None of this is to suggest that you should dismiss these songs or this record as a whole, far from it in fact. Individually and collectively they are by turns fascinating, hilarious, implausible, mesmerising and, most importantly, always colossally entertaining. What makes it so is that, in their original form, none of them were anything other than deadly serious. Discogs and All Music may use the word novelty in describing ‘God Less America’ but I think this is wrong. The original artists involved in producing these songs may have realised the oddness at their heart, their outlier status but none of them were approaching this world from the knowing perspective of say Weird Al Jancovich or even Ween’s ‘12 Golden Country Greats’. It is too easy to hear these songs as pastiche, when for the most part they were anything but, they were deadly serious in both message and performance.
Whilst it is undeniable that ‘God Less America’ was (and still is) seen as a kitsch artefact, that is not the way these tracks were written, recorded and released in their original form. These songs were fashioned to offer country music as the wholesome antidote to the nefarious ‘anti-social’ goings on they depicted. They were evidently sincere and heartfelt, if sometimes poorly conceived and executed, attempts to engage with the country music audience. They were however also recognised as being outside the mainstream country music cannon, occupying a kind of outlier position that brought into relief the overly serious, even self-regarding sincerity and sentimentality of much of country music at the time.
So we have two ‘God Less America’s. Each compiled from somewhat distasteful and exploitative stories that were fabricated to represent a set of values most of us have no time for. Fortunately at least one of these is available on 12 inch black vinyl – the only format this LP’s outsider status warrants, even though it was has eventually been released on CD. Add to that the virtually information free yet still perfect sleeve that must have taken all of 25 minutes to design and get print ready and we have an artefact that, 28 years after its release., still fascinates and entertains in equal measure.
The vinyl record was released with both blue and yellow labels. A copy with a yellow label will cost you £20 – £25, a blue label goes for £30-£40. However the record is very rare in the UK and you may well have to shop in the USA to obtain a copy, in which case you would also have to pay hefty postal charges. There were also a small number of white label promos, which have never even been listed on Discogs, let alone sold, so if one did come up then your guess is as good as mine. The CD version is also quite scarce, so expect to pay £10 – £15 to secure a copy.

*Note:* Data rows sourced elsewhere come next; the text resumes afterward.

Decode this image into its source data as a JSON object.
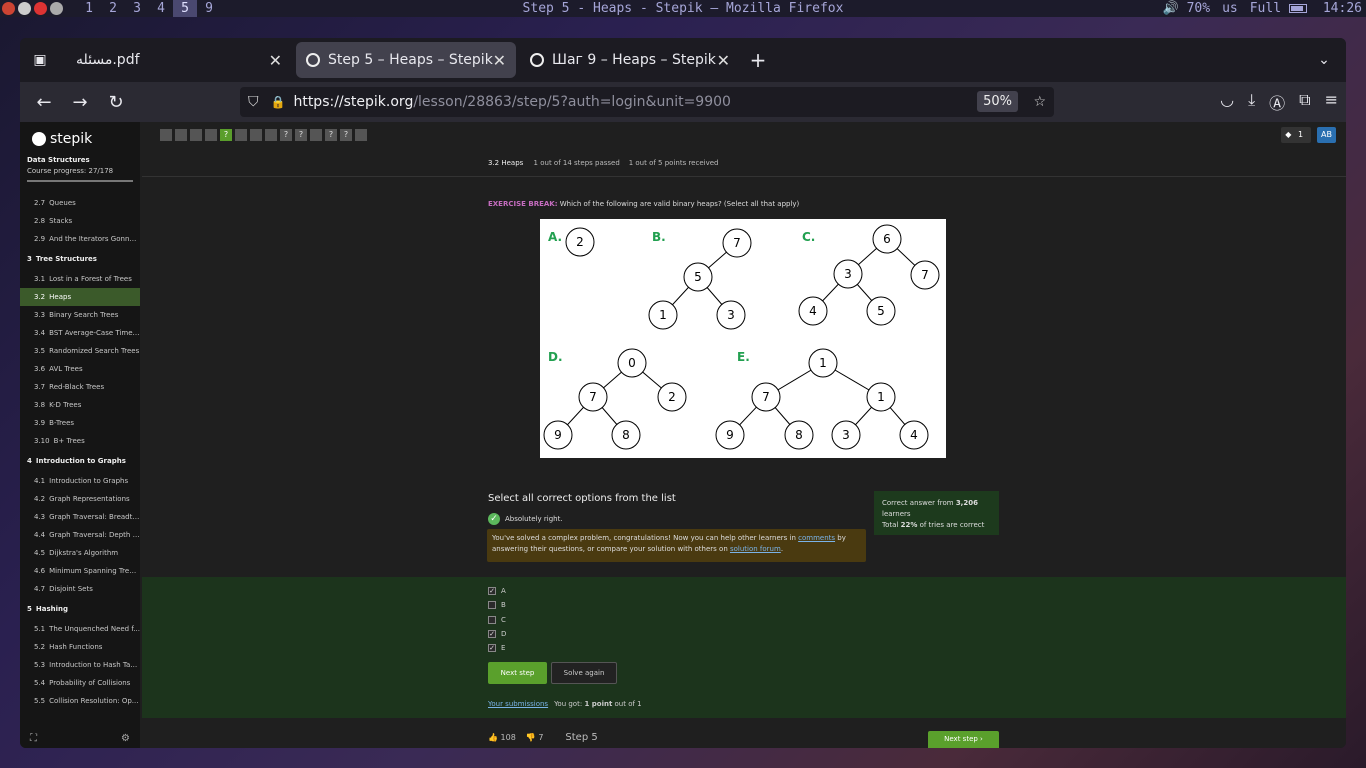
{
  "system_bar": {
    "workspaces": [
      "1",
      "2",
      "3",
      "4",
      "5",
      "9"
    ],
    "active_workspace": "5",
    "window_title": "Step 5 - Heaps - Stepik — Mozilla Firefox",
    "volume": "70%",
    "keyboard": "us",
    "battery": "Full",
    "time": "14:26"
  },
  "tabs": [
    {
      "label": "مسئله.pdf"
    },
    {
      "label": "Step 5 – Heaps – Stepik",
      "active": true
    },
    {
      "label": "Шаг 9 – Heaps – Stepik"
    }
  ],
  "navbar": {
    "url_base": "https://stepik.org",
    "url_path": "/lesson/28863/step/5?auth=login&unit=9900",
    "zoom": "50%"
  },
  "sidebar": {
    "logo": "stepik",
    "course_title": "Data Structures",
    "course_progress_label": "Course progress:",
    "course_progress_value": "27/178",
    "entries": [
      {
        "kind": "item",
        "num": "2.7",
        "label": "Queues"
      },
      {
        "kind": "item",
        "num": "2.8",
        "label": "Stacks"
      },
      {
        "kind": "item",
        "num": "2.9",
        "label": "And the Iterators Gonna ..."
      },
      {
        "kind": "section",
        "num": "3",
        "label": "Tree Structures"
      },
      {
        "kind": "item",
        "num": "3.1",
        "label": "Lost in a Forest of Trees"
      },
      {
        "kind": "item",
        "num": "3.2",
        "label": "Heaps",
        "active": true
      },
      {
        "kind": "item",
        "num": "3.3",
        "label": "Binary Search Trees"
      },
      {
        "kind": "item",
        "num": "3.4",
        "label": "BST Average-Case Time ..."
      },
      {
        "kind": "item",
        "num": "3.5",
        "label": "Randomized Search Trees"
      },
      {
        "kind": "item",
        "num": "3.6",
        "label": "AVL Trees"
      },
      {
        "kind": "item",
        "num": "3.7",
        "label": "Red-Black Trees"
      },
      {
        "kind": "item",
        "num": "3.8",
        "label": "K-D Trees"
      },
      {
        "kind": "item",
        "num": "3.9",
        "label": "B-Trees"
      },
      {
        "kind": "item",
        "num": "3.10",
        "label": "B+ Trees"
      },
      {
        "kind": "section",
        "num": "4",
        "label": "Introduction to Graphs"
      },
      {
        "kind": "item",
        "num": "4.1",
        "label": "Introduction to Graphs"
      },
      {
        "kind": "item",
        "num": "4.2",
        "label": "Graph Representations"
      },
      {
        "kind": "item",
        "num": "4.3",
        "label": "Graph Traversal: Breadth..."
      },
      {
        "kind": "item",
        "num": "4.4",
        "label": "Graph Traversal: Depth F..."
      },
      {
        "kind": "item",
        "num": "4.5",
        "label": "Dijkstra's Algorithm"
      },
      {
        "kind": "item",
        "num": "4.6",
        "label": "Minimum Spanning Tree..."
      },
      {
        "kind": "item",
        "num": "4.7",
        "label": "Disjoint Sets"
      },
      {
        "kind": "section",
        "num": "5",
        "label": "Hashing"
      },
      {
        "kind": "item",
        "num": "5.1",
        "label": "The Unquenched Need f..."
      },
      {
        "kind": "item",
        "num": "5.2",
        "label": "Hash Functions"
      },
      {
        "kind": "item",
        "num": "5.3",
        "label": "Introduction to Hash Tab..."
      },
      {
        "kind": "item",
        "num": "5.4",
        "label": "Probability of Collisions"
      },
      {
        "kind": "item",
        "num": "5.5",
        "label": "Collision Resolution: Op..."
      }
    ]
  },
  "step_squares": [
    "",
    "",
    "",
    "",
    "?",
    "",
    "",
    "",
    "?",
    "?",
    "",
    "?",
    "?",
    ""
  ],
  "header": {
    "lesson": "3.2 Heaps",
    "steps_passed": "1 out of 14 steps passed",
    "points": "1 out of 5 points  received",
    "badge_count": "1",
    "avatar": "AB"
  },
  "question": {
    "prefix": "EXERCISE BREAK:",
    "text": " Which of the following are valid binary heaps? (Select all that apply)"
  },
  "trees": {
    "labels": [
      "A.",
      "B.",
      "C.",
      "D.",
      "E."
    ],
    "A": [
      "2"
    ],
    "B": [
      "7",
      "5",
      "1",
      "3"
    ],
    "C": [
      "6",
      "3",
      "7",
      "4",
      "5"
    ],
    "D": [
      "0",
      "7",
      "2",
      "9",
      "8"
    ],
    "E": [
      "1",
      "7",
      "1",
      "9",
      "8",
      "3",
      "4"
    ]
  },
  "quiz": {
    "title": "Select all correct options from the list",
    "feedback": "Absolutely right.",
    "congrats_1": "You've solved a complex problem, congratulations! Now you can help other learners in ",
    "congrats_link_1": "comments",
    "congrats_2": " by answering their questions, or compare your solution with others on ",
    "congrats_link_2": "solution forum",
    "congrats_3": ".",
    "stats_line1_prefix": "Correct answer from ",
    "stats_learners": "3,206",
    "stats_line1_suffix": " learners",
    "stats_line2_prefix": "Total ",
    "stats_pct": "22%",
    "stats_line2_suffix": " of tries are correct",
    "options": [
      {
        "label": "A",
        "checked": true
      },
      {
        "label": "B",
        "checked": false
      },
      {
        "label": "C",
        "checked": false
      },
      {
        "label": "D",
        "checked": true
      },
      {
        "label": "E",
        "checked": true
      }
    ],
    "next_label": "Next step",
    "solve_again_label": "Solve again",
    "submissions_link": "Your submissions",
    "score_prefix": "You got: ",
    "score_bold": "1 point",
    "score_suffix": " out of 1"
  },
  "footer": {
    "likes": "108",
    "dislikes": "7",
    "step_label": "Step 5",
    "next_label": "Next step"
  }
}
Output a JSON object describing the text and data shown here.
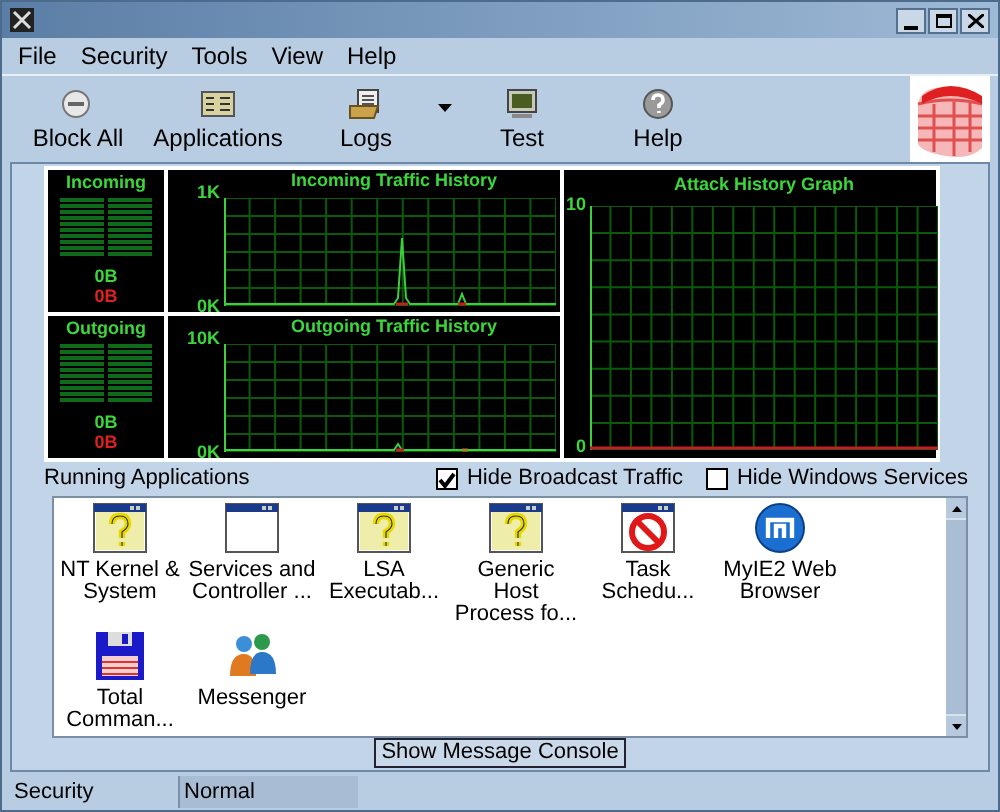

*Fun cover image fact: the sign for the Lariat Motel, Fallon Nevada, which is the cover image, is now owned by the Churchill Arts Council and is posted as a kind of public art installation on the outskirts of town. The actual motel is long gone.